A common antibiotic called doxycycline could disrupt the formation of negative thoughts and fears in the brain and might prove useful in treating or preventing post traumatic stress disorder (PTSD), according to research by British and Swiss scientists.
In a trial that involved 76 healthy volunteers, who received either the drug or a placebo dummy pill, those who received doxycycline had a 60-per cent lower fear response than those who had not.
According to the scientists, the antibiotic worked in this way because it blocked certain proteins outside nerve cells, called matrix enzymes, which our brains needed to form memories.
The volunteers were put in front of a computer and the screen would flash either blue or red. Also one of the colours was associated with a 50 per cent chance of getting a painful electric shock.
After 160 flashes with colours in random order, participants learned to associate 'bad' colour with the shock.
The experiment was repeated a week later under no medication, but this time there were no electric shocks, but a loud sound played after either colour was shown.
The fear response was 60 per cent lower in participants who had doxycycline in the first session compared to those who had the placebo, suggesting that the fear memory was significantly suppressed by the drug. Other cognitive measures including sensory memory and attention were not affected.
"When we talk about reducing fear memory, we are not talking about deleting the memory of what actually happened," explained, lead author professor Dominik Bach.
"The participants may not forget that they received a shock when the screen was red, but they 'forget' to be instinctively scared when they next see a red screen. Learning to fear threats is an important ability for any organism, helping us to avoid dangers such as predators. Over-prediction of threat, however, can cause tremendous suffering and distress in anxiety disorders such as PTSD."
Post-traumatic stress disorder (PTSD) is a term for a broad range of psychological symptoms that can develop after someone experiences or witnesses a traumatic event. PTSD is caused by an overactive fear memory, and the new research shows that doxycycline can reduce the fear memory response in healthy volunteers.
"We have demonstrated a proof-of-principle for an entirely new treatment strategy for PTSD," explained Bach. "The theory is based on the recent discovery that our brains need proteins outside nerve cells, called matrix enzymes, to form memories. Matrix enzymes are found throughout the body, and their over-activity is involved in certain immune diseases and cancers. To treat such diseases, we already have clinically approved drugs that block these enzymes, including the antibiotic doxycycline, so we wanted to see if they could help to prevent fear memories from forming in the brain. Our results support this theory, opening up an exciting avenue of research that might help us to find treatments for PTSD.

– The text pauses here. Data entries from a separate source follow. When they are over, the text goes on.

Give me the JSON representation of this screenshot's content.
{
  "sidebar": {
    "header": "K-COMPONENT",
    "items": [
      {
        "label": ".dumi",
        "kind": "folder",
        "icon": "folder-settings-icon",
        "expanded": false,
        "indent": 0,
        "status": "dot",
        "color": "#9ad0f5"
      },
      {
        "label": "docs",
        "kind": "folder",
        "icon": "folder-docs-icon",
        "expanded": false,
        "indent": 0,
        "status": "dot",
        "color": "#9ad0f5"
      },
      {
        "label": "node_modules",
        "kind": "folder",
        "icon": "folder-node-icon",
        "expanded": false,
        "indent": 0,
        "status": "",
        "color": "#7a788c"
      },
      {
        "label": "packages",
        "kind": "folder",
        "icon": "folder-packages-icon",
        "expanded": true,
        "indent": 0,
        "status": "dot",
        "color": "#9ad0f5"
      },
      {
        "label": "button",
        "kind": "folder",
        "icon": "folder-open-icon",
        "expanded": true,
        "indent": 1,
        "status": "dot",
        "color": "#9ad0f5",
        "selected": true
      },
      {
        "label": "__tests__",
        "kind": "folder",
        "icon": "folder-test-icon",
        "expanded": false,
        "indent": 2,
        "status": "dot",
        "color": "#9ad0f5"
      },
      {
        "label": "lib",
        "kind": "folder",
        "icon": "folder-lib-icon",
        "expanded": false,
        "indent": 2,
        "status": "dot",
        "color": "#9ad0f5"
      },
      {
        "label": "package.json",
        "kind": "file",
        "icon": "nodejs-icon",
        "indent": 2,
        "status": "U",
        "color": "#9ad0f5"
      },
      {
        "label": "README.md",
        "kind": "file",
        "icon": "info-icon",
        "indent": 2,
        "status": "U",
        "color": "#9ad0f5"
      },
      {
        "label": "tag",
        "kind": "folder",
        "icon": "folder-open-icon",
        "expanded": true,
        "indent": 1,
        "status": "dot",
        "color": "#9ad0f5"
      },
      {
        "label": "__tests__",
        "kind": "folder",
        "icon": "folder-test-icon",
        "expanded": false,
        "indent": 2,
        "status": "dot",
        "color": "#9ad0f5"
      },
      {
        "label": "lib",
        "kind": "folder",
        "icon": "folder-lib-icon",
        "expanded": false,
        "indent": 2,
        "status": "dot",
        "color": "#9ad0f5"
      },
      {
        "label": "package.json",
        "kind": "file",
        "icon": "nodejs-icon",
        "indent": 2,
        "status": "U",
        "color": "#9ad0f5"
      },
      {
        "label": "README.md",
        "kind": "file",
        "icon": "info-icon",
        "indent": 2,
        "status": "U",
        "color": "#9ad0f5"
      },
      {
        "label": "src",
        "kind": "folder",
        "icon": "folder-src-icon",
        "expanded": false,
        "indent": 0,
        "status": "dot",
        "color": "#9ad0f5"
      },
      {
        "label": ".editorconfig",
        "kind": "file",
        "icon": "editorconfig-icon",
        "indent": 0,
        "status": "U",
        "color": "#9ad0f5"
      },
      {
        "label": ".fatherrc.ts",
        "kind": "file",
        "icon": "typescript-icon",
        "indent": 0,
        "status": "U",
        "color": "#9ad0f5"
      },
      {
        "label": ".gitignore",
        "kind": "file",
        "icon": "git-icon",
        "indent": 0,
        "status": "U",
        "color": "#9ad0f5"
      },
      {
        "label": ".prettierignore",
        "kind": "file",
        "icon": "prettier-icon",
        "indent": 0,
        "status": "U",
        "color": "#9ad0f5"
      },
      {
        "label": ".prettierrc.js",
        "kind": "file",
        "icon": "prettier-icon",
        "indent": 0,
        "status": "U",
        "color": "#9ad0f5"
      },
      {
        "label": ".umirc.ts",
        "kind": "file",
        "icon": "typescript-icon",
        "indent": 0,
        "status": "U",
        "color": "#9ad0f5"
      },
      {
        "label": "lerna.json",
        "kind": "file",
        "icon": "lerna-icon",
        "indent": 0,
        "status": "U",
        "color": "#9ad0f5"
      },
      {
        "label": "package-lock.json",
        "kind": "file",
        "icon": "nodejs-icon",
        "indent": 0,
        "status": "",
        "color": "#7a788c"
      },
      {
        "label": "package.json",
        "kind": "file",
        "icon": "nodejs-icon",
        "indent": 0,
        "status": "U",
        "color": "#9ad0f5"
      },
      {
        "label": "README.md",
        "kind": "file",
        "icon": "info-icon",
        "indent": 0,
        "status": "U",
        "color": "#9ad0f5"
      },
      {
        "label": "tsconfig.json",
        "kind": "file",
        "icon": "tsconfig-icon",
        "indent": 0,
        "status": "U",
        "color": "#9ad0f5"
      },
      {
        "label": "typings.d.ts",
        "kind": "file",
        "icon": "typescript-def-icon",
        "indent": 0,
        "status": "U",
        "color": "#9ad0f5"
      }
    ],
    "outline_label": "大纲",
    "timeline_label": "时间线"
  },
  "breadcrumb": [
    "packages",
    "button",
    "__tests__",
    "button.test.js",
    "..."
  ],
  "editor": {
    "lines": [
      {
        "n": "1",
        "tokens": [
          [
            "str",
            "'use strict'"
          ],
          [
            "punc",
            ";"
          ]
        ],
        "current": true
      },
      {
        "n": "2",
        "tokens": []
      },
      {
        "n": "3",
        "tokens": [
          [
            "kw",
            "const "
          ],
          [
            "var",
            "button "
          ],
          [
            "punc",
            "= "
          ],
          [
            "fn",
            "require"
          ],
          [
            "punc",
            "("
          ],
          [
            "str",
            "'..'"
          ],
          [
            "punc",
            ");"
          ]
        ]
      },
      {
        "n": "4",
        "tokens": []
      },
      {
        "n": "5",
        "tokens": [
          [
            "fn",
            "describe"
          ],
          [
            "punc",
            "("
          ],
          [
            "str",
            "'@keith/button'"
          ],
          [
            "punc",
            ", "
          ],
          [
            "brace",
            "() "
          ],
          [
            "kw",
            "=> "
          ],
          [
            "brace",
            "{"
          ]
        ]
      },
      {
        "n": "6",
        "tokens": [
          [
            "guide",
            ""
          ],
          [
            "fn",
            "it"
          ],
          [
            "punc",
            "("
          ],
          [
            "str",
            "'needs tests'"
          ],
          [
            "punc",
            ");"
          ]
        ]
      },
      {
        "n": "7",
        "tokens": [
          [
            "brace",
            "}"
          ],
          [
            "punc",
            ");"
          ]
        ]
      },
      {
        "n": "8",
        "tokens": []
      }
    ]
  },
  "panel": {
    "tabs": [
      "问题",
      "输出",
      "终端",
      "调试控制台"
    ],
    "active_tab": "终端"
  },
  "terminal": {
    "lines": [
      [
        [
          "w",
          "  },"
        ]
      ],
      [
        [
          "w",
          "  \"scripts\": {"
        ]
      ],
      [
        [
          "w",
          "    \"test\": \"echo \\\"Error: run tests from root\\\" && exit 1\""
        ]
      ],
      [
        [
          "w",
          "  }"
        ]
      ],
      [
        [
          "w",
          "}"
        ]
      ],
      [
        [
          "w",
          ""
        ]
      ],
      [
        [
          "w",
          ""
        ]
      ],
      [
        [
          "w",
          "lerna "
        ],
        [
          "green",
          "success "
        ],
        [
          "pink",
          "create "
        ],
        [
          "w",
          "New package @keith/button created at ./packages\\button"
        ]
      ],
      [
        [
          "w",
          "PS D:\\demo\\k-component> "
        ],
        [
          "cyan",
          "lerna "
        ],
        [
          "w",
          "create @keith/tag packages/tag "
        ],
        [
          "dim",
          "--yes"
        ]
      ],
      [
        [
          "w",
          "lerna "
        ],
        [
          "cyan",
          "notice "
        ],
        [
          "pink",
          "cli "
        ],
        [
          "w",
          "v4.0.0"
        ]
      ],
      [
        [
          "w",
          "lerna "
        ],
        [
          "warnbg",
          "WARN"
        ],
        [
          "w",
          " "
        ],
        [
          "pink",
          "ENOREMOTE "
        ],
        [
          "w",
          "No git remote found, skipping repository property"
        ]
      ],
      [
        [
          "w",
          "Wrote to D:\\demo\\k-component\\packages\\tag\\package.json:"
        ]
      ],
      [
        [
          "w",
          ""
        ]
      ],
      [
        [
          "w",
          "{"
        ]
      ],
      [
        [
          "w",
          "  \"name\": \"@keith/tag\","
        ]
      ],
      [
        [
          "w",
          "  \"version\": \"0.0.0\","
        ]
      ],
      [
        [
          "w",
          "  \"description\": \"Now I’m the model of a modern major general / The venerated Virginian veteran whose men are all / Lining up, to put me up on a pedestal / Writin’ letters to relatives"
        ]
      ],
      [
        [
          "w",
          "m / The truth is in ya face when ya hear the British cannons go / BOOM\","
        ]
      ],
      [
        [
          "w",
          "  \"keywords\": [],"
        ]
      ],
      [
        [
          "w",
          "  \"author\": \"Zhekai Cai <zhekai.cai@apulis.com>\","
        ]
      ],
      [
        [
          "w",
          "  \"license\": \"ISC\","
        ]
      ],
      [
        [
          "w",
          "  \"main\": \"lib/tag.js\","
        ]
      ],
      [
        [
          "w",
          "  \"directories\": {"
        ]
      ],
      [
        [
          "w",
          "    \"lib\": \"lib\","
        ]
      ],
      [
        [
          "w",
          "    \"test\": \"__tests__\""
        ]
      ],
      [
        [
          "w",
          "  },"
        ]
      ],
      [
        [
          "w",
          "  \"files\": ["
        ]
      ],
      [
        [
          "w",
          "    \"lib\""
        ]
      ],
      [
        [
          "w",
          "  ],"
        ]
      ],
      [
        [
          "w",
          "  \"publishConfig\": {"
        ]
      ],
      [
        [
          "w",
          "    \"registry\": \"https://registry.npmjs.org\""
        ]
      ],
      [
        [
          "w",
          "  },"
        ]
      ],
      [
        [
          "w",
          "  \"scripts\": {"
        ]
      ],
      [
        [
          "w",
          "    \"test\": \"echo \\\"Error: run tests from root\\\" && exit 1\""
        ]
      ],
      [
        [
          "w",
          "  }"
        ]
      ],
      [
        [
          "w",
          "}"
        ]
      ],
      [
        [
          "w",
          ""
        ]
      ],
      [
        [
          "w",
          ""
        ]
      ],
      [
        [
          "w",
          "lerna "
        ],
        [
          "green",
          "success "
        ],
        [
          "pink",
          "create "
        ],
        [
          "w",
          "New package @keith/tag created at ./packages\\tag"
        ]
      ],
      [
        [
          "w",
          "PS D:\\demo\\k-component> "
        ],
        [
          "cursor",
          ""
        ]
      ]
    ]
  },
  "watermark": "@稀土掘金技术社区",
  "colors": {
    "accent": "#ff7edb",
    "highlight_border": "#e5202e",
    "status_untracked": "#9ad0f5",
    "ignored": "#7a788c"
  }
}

"Using drugs to prevent PTSD would be challenging, since in the real world we don't know when a traumatic event is about to occur. However, there is growing evidence that people's memories and associations can be changed after the event when they experience or imagine similar situations. This is called 'reconsolidation', and we now plan to test the effect of doxycycline on reconsolidation of fear memories. If this is successful, we would hope to apply the technique to more clinically realistic models of PTSD within a few years."
The work was supported by the Swiss National Science Foundation, University of Zurich and Wellcome.